This week’s Poem of the Week is “Exposure Therapy” by J.J. Hernandez!

J.J. Hernandez is a poet in Fresno, California. He holds an MFA in poetry and served as the inaugural fellow in the Laureate Lab: Visual Wordist Studio under Juan Felipe Herrera. His work has been supported by the Community of Writers Workshop, he reads for The Offing Magazine, and you can see some of his work in Tinderbox, Queen Mob’s Tea House, The Acentos Review, Crab Orchard Review, Glass: A Journal of Poetry, The McNeese Review, and The American Poetry Review.


Exposure Therapy

Is it cruel
to let a baby squirrel
suffer after it falls
from a redwood?
Is it more cruel
to bash it once with a shovel
and throw it in the green trash can?

90s rock bands dared

              the world to end.

Maybe it is, or maybe
it is the unending cycle of ends
where the mode is changed,
not the end result.

And the children sing:
The rains came down
and the floods came up.
And the moon is red from ash.
Fire is the next promise.
Can we handle it?

I can’t handle watching

              something die.

A white dude
in camouflage
climbs to the top
of a freeway
overpass & sits,
leisurely waiting
to jump,
& by the time
I turn around,
he does, only
to catch himself
at the last minute.
He climbs back over
into the arms
of a waiting
police officer—
something I don’t

Sometimes the human need

              is to be touched.

A baby squirrel’s cry sounds
like a dog chew toy
that is compressed
over and over.

I am versed in Christianity:
I know the bb gun
that kills crows,
the heeled shovel
that cuts the heads off snakes,
the hand that pulls
the adrenal innards
from screaming rabbits.

I know the Jordan Peterson types
argue that we are weaker
as a society, because
we know not the violent.
A Pentecostal church deacon
tells me that our military
is weak because we don’t fight
enough. I wonder how cold
we have become
as a nation.

I have ignored
the cries of young children
in cages, of old farm workers
whose heads were sprayed
with the same malathion
that I bought to rid
my yard of meat bees—
These same farmworkers work without
complaint in raining ash and unforgiving sun.

And my father cries in prayer,
because he wants me to go to church
with him at his new start up.
I’ve ignored this, too, for months.

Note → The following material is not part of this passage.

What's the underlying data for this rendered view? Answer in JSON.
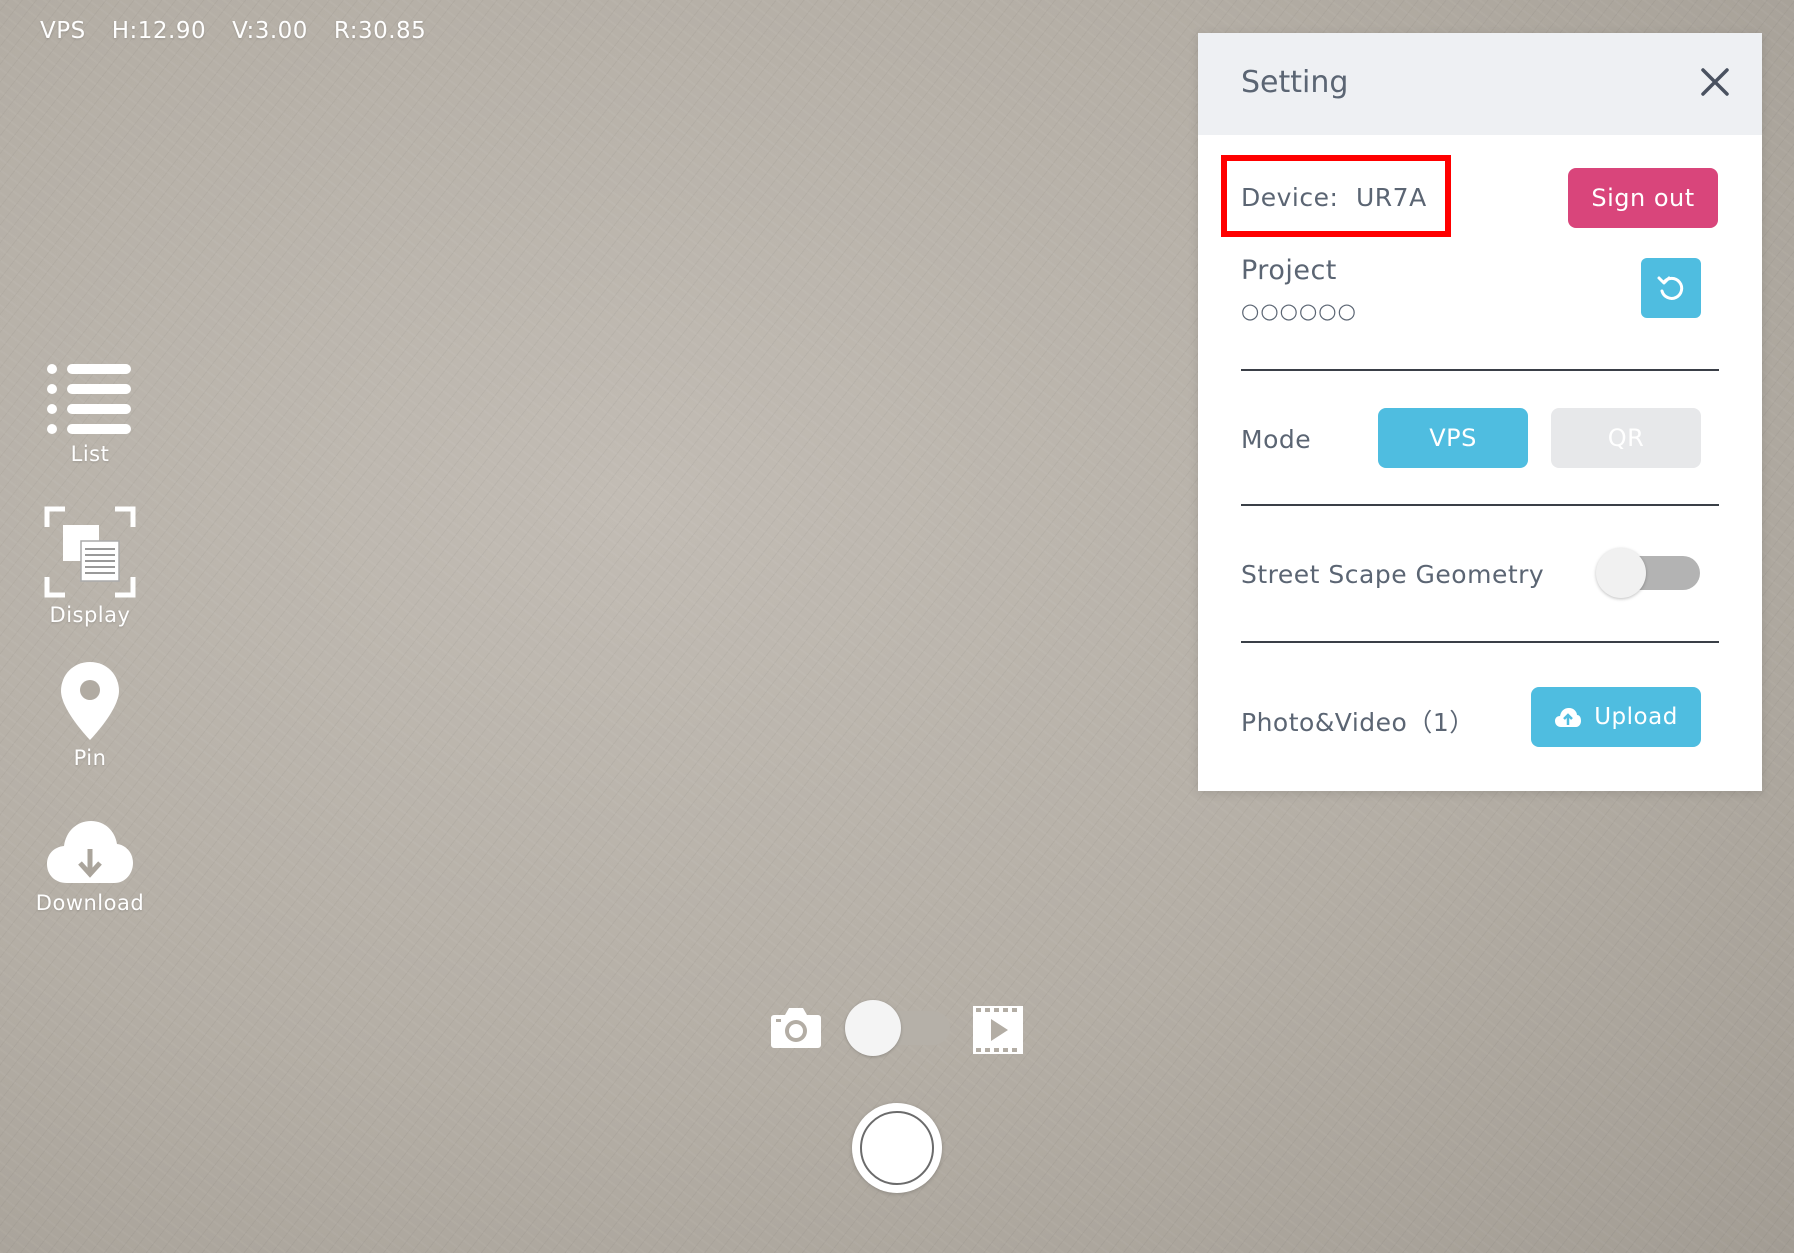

Is apathy a symptom
of our cronyistic system?
Have I given up?
Do I feel that we can’t
help but lose anymore?
I love the ballads
about peoplepower, but
the Republikans keep trying
to play Rage Against the Machine
at their rallies.

I love the Tower of Babel
in the Bible and the scope
of human ingenuity,
when even god
says he can’t stop us.

Maybe the myth

              is there so we don’t

I left a squirrel to die
in my ash filled yard
I need to do more for god


Author’s Note

“Exposure Therapy” is a poem that I wrote in response to a prompt from a local Fresno artist, who wanted me to write about Día de Los Muertos and the travesties caused by this current political administration. The poem is attempting to deal with my own religious upbringing and coming to grips with my unbelief, as well as my apathy towards both the cronyistic system in late stage capitalism and death. In the poem, I always feel: I can do more. In life I feel that I need to do more.